Input data -

---+---

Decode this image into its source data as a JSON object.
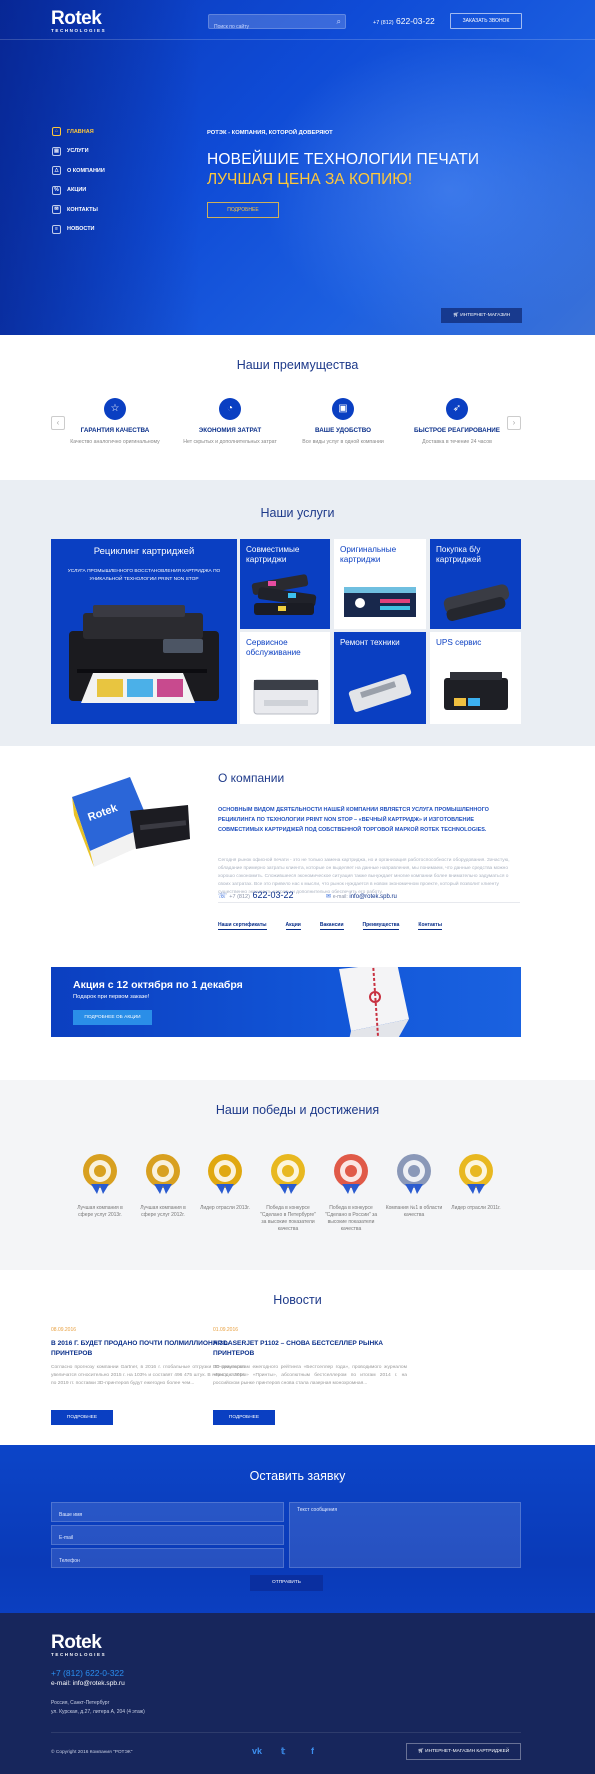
{
  "header": {
    "logo_main": "Rotek",
    "logo_sub": "TECHNOLOGIES",
    "search_placeholder": "Поиск по сайту",
    "phone_prefix": "+7 (812)",
    "phone_number": "622-03-22",
    "callback_button": "ЗАКАЗАТЬ ЗВОНОК"
  },
  "nav": {
    "items": [
      {
        "label": "ГЛАВНАЯ",
        "icon": "home-icon",
        "active": true
      },
      {
        "label": "УСЛУГИ",
        "icon": "services-icon"
      },
      {
        "label": "О КОМПАНИИ",
        "icon": "company-icon"
      },
      {
        "label": "АКЦИИ",
        "icon": "percent-icon"
      },
      {
        "label": "КОНТАКТЫ",
        "icon": "contacts-icon"
      },
      {
        "label": "НОВОСТИ",
        "icon": "news-icon"
      }
    ]
  },
  "hero": {
    "kicker": "РОТЭК - КОМПАНИЯ, КОТОРОЙ ДОВЕРЯЮТ",
    "title_line1": "НОВЕЙШИЕ ТЕХНОЛОГИИ ПЕЧАТИ",
    "title_line2": "ЛУЧШАЯ ЦЕНА ЗА КОПИЮ!",
    "more_button": "ПОДРОБНЕЕ",
    "shop_button": "ИНТЕРНЕТ-МАГАЗИН"
  },
  "advantages": {
    "title": "Наши преимущества",
    "items": [
      {
        "title": "ГАРАНТИЯ КАЧЕСТВА",
        "desc": "Качество аналогично оригинальному",
        "icon": "quality-icon"
      },
      {
        "title": "ЭКОНОМИЯ ЗАТРАТ",
        "desc": "Нет скрытых и дополнительных затрат",
        "icon": "savings-icon"
      },
      {
        "title": "ВАШЕ УДОБСТВО",
        "desc": "Все виды услуг в одной компании",
        "icon": "convenience-icon"
      },
      {
        "title": "БЫСТРОЕ РЕАГИРОВАНИЕ",
        "desc": "Доставка в течение 24 часов",
        "icon": "rocket-icon"
      }
    ]
  },
  "services": {
    "title": "Наши услуги",
    "main": {
      "title": "Рециклинг картриджей",
      "desc": "УСЛУГА ПРОМЫШЛЕННОГО ВОССТАНОВЛЕНИЯ КАРТРИДЖА ПО УНИКАЛЬНОЙ ТЕХНОЛОГИИ PRINT NON STOP"
    },
    "tiles": [
      {
        "label": "Совместимые картриджи"
      },
      {
        "label": "Оригинальные картриджи"
      },
      {
        "label": "Покупка б/у картриджей"
      },
      {
        "label": "Сервисное обслуживание"
      },
      {
        "label": "Ремонт техники"
      },
      {
        "label": "UPS сервис"
      }
    ]
  },
  "about": {
    "title": "О компании",
    "lead": "ОСНОВНЫМ ВИДОМ ДЕЯТЕЛЬНОСТИ НАШЕЙ КОМПАНИИ ЯВЛЯЕТСЯ УСЛУГА ПРОМЫШЛЕННОГО РЕЦИКЛИНГА ПО ТЕХНОЛОГИИ PRINT NON STOP – «ВЕЧНЫЙ КАРТРИДЖ» И ИЗГОТОВЛЕНИЕ СОВМЕСТИМЫХ КАРТРИДЖЕЙ ПОД СОБСТВЕННОЙ ТОРГОВОЙ МАРКОЙ ROTEK TECHNOLOGIES.",
    "text": "Сегодня рынок офисной печати - это не только замена картриджа, но и организация работоспособности оборудования. Зачастую, обладание примерно затраты клиента, которые он выделяет на данные направления, мы понимаем, что данные средства можно хорошо сэкономить. Сложившееся экономическое ситуация также вынуждает многие компании более внимательно задуматься о своих затратах. Все это привело нас к мысли, что рынок нуждается в новом экономичном проекте, который позволит клиенту существенно экономить затраты и дополнительно обеспечить его работу.",
    "phone_prefix": "+7 (812)",
    "phone": "622-03-22",
    "email_label": "e-mail:",
    "email": "info@rotek.spb.ru",
    "links": [
      "Наши сертификаты",
      "Акции",
      "Вакансии",
      "Преимущества",
      "Контакты"
    ]
  },
  "promo": {
    "title": "Акция с 12 октября по 1 декабря",
    "subtitle": "Подарок при первом заказе!",
    "button": "ПОДРОБНЕЕ ОБ АКЦИИ"
  },
  "achievements": {
    "title": "Наши победы и достижения",
    "items": [
      {
        "desc": "Лучшая компания в сфере услуг 2013г.",
        "color": "#d8a020"
      },
      {
        "desc": "Лучшая компания в сфере услуг 2012г.",
        "color": "#d8a020"
      },
      {
        "desc": "Лидер отрасли 2013г.",
        "color": "#e0a810"
      },
      {
        "desc": "Победа в конкурсе \"Сделано в Петербурге\" за высокие показатели качества",
        "color": "#e8b820"
      },
      {
        "desc": "Победа в конкурсе \"Сделано в России\" за высокие показатели качества",
        "color": "#e05a48"
      },
      {
        "desc": "Компания №1 в области качества",
        "color": "#8a98b8"
      },
      {
        "desc": "Лидер отрасли 2011г.",
        "color": "#e8b820"
      }
    ]
  },
  "news": {
    "title": "Новости",
    "items": [
      {
        "date": "08.09.2016",
        "title": "В 2016 Г. БУДЕТ ПРОДАНО ПОЧТИ ПОЛМИЛЛИОНА 3D-ПРИНТЕРОВ",
        "text": "Согласно прогнозу компании Gartner, в 2016 г. глобальные отгрузки 3D-принтеров увеличатся относительно 2015 г. на 103% и составят 496 475 штук. В период с 2016 по 2019 гг. поставки 3D-принтеров будут ежегодно более чем...",
        "button": "ПОДРОБНЕЕ"
      },
      {
        "date": "01.09.2016",
        "title": "HP LASERJET P1102 – СНОВА БЕСТСЕЛЛЕР РЫНКА ПРИНТЕРОВ",
        "text": "По результатам ежегодного рейтинга «Бестселлер года», проводимого журналом «Бестселлеры» «Принты», абсолютным бестселлером по итогам 2014 г. на российском рынке принтеров снова стала лазерная монохромная...",
        "button": "ПОДРОБНЕЕ"
      }
    ]
  },
  "form": {
    "title": "Оставить заявку",
    "name_placeholder": "Ваше имя",
    "email_placeholder": "E-mail",
    "phone_placeholder": "Телефон",
    "message_placeholder": "Текст сообщения",
    "submit": "ОТПРАВИТЬ"
  },
  "footer": {
    "logo_main": "Rotek",
    "logo_sub": "TECHNOLOGIES",
    "phone": "+7 (812) 622-0-322",
    "email": "e-mail: info@rotek.spb.ru",
    "address_line1": "Россия, Санкт-Петербург",
    "address_line2": "ул. Курская, д.27, литера А, 204 (4 этаж)",
    "copyright": "© Copyright 2016 Компания \"РОТЭК\"",
    "social": [
      "vk-icon",
      "twitter-icon",
      "facebook-icon"
    ],
    "shop_button": "ИНТЕРНЕТ-МАГАЗИН КАРТРИДЖЕЙ"
  },
  "colors": {
    "brand_blue": "#0a3fc2",
    "accent_yellow": "#ffc83a",
    "footer_bg": "#17265c"
  }
}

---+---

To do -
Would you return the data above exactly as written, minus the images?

Response to this task -
Decode this image into its source data as a JSON object.
{
  "header": {
    "logo_main": "Rotek",
    "logo_sub": "TECHNOLOGIES",
    "search_placeholder": "Поиск по сайту",
    "phone_prefix": "+7 (812)",
    "phone_number": "622-03-22",
    "callback_button": "ЗАКАЗАТЬ ЗВОНОК"
  },
  "nav": {
    "items": [
      {
        "label": "ГЛАВНАЯ",
        "icon": "home-icon",
        "active": true
      },
      {
        "label": "УСЛУГИ",
        "icon": "services-icon"
      },
      {
        "label": "О КОМПАНИИ",
        "icon": "company-icon"
      },
      {
        "label": "АКЦИИ",
        "icon": "percent-icon"
      },
      {
        "label": "КОНТАКТЫ",
        "icon": "contacts-icon"
      },
      {
        "label": "НОВОСТИ",
        "icon": "news-icon"
      }
    ]
  },
  "hero": {
    "kicker": "РОТЭК - КОМПАНИЯ, КОТОРОЙ ДОВЕРЯЮТ",
    "title_line1": "НОВЕЙШИЕ ТЕХНОЛОГИИ ПЕЧАТИ",
    "title_line2": "ЛУЧШАЯ ЦЕНА ЗА КОПИЮ!",
    "more_button": "ПОДРОБНЕЕ",
    "shop_button": "ИНТЕРНЕТ-МАГАЗИН"
  },
  "advantages": {
    "title": "Наши преимущества",
    "items": [
      {
        "title": "ГАРАНТИЯ КАЧЕСТВА",
        "desc": "Качество аналогично оригинальному",
        "icon": "quality-icon"
      },
      {
        "title": "ЭКОНОМИЯ ЗАТРАТ",
        "desc": "Нет скрытых и дополнительных затрат",
        "icon": "savings-icon"
      },
      {
        "title": "ВАШЕ УДОБСТВО",
        "desc": "Все виды услуг в одной компании",
        "icon": "convenience-icon"
      },
      {
        "title": "БЫСТРОЕ РЕАГИРОВАНИЕ",
        "desc": "Доставка в течение 24 часов",
        "icon": "rocket-icon"
      }
    ]
  },
  "services": {
    "title": "Наши услуги",
    "main": {
      "title": "Рециклинг картриджей",
      "desc": "УСЛУГА ПРОМЫШЛЕННОГО ВОССТАНОВЛЕНИЯ КАРТРИДЖА ПО УНИКАЛЬНОЙ ТЕХНОЛОГИИ PRINT NON STOP"
    },
    "tiles": [
      {
        "label": "Совместимые картриджи"
      },
      {
        "label": "Оригинальные картриджи"
      },
      {
        "label": "Покупка б/у картриджей"
      },
      {
        "label": "Сервисное обслуживание"
      },
      {
        "label": "Ремонт техники"
      },
      {
        "label": "UPS сервис"
      }
    ]
  },
  "about": {
    "title": "О компании",
    "lead": "ОСНОВНЫМ ВИДОМ ДЕЯТЕЛЬНОСТИ НАШЕЙ КОМПАНИИ ЯВЛЯЕТСЯ УСЛУГА ПРОМЫШЛЕННОГО РЕЦИКЛИНГА ПО ТЕХНОЛОГИИ PRINT NON STOP – «ВЕЧНЫЙ КАРТРИДЖ» И ИЗГОТОВЛЕНИЕ СОВМЕСТИМЫХ КАРТРИДЖЕЙ ПОД СОБСТВЕННОЙ ТОРГОВОЙ МАРКОЙ ROTEK TECHNOLOGIES.",
    "text": "Сегодня рынок офисной печати - это не только замена картриджа, но и организация работоспособности оборудования. Зачастую, обладание примерно затраты клиента, которые он выделяет на данные направления, мы понимаем, что данные средства можно хорошо сэкономить. Сложившееся экономическое ситуация также вынуждает многие компании более внимательно задуматься о своих затратах. Все это привело нас к мысли, что рынок нуждается в новом экономичном проекте, который позволит клиенту существенно экономить затраты и дополнительно обеспечить его работу.",
    "phone_prefix": "+7 (812)",
    "phone": "622-03-22",
    "email_label": "e-mail:",
    "email": "info@rotek.spb.ru",
    "links": [
      "Наши сертификаты",
      "Акции",
      "Вакансии",
      "Преимущества",
      "Контакты"
    ]
  },
  "promo": {
    "title": "Акция с 12 октября по 1 декабря",
    "subtitle": "Подарок при первом заказе!",
    "button": "ПОДРОБНЕЕ ОБ АКЦИИ"
  },
  "achievements": {
    "title": "Наши победы и достижения",
    "items": [
      {
        "desc": "Лучшая компания в сфере услуг 2013г.",
        "color": "#d8a020"
      },
      {
        "desc": "Лучшая компания в сфере услуг 2012г.",
        "color": "#d8a020"
      },
      {
        "desc": "Лидер отрасли 2013г.",
        "color": "#e0a810"
      },
      {
        "desc": "Победа в конкурсе \"Сделано в Петербурге\" за высокие показатели качества",
        "color": "#e8b820"
      },
      {
        "desc": "Победа в конкурсе \"Сделано в России\" за высокие показатели качества",
        "color": "#e05a48"
      },
      {
        "desc": "Компания №1 в области качества",
        "color": "#8a98b8"
      },
      {
        "desc": "Лидер отрасли 2011г.",
        "color": "#e8b820"
      }
    ]
  },
  "news": {
    "title": "Новости",
    "items": [
      {
        "date": "08.09.2016",
        "title": "В 2016 Г. БУДЕТ ПРОДАНО ПОЧТИ ПОЛМИЛЛИОНА 3D-ПРИНТЕРОВ",
        "text": "Согласно прогнозу компании Gartner, в 2016 г. глобальные отгрузки 3D-принтеров увеличатся относительно 2015 г. на 103% и составят 496 475 штук. В период с 2016 по 2019 гг. поставки 3D-принтеров будут ежегодно более чем...",
        "button": "ПОДРОБНЕЕ"
      },
      {
        "date": "01.09.2016",
        "title": "HP LASERJET P1102 – СНОВА БЕСТСЕЛЛЕР РЫНКА ПРИНТЕРОВ",
        "text": "По результатам ежегодного рейтинга «Бестселлер года», проводимого журналом «Бестселлеры» «Принты», абсолютным бестселлером по итогам 2014 г. на российском рынке принтеров снова стала лазерная монохромная...",
        "button": "ПОДРОБНЕЕ"
      }
    ]
  },
  "form": {
    "title": "Оставить заявку",
    "name_placeholder": "Ваше имя",
    "email_placeholder": "E-mail",
    "phone_placeholder": "Телефон",
    "message_placeholder": "Текст сообщения",
    "submit": "ОТПРАВИТЬ"
  },
  "footer": {
    "logo_main": "Rotek",
    "logo_sub": "TECHNOLOGIES",
    "phone": "+7 (812) 622-0-322",
    "email": "e-mail: info@rotek.spb.ru",
    "address_line1": "Россия, Санкт-Петербург",
    "address_line2": "ул. Курская, д.27, литера А, 204 (4 этаж)",
    "copyright": "© Copyright 2016 Компания \"РОТЭК\"",
    "social": [
      "vk-icon",
      "twitter-icon",
      "facebook-icon"
    ],
    "shop_button": "ИНТЕРНЕТ-МАГАЗИН КАРТРИДЖЕЙ"
  },
  "colors": {
    "brand_blue": "#0a3fc2",
    "accent_yellow": "#ffc83a",
    "footer_bg": "#17265c"
  }
}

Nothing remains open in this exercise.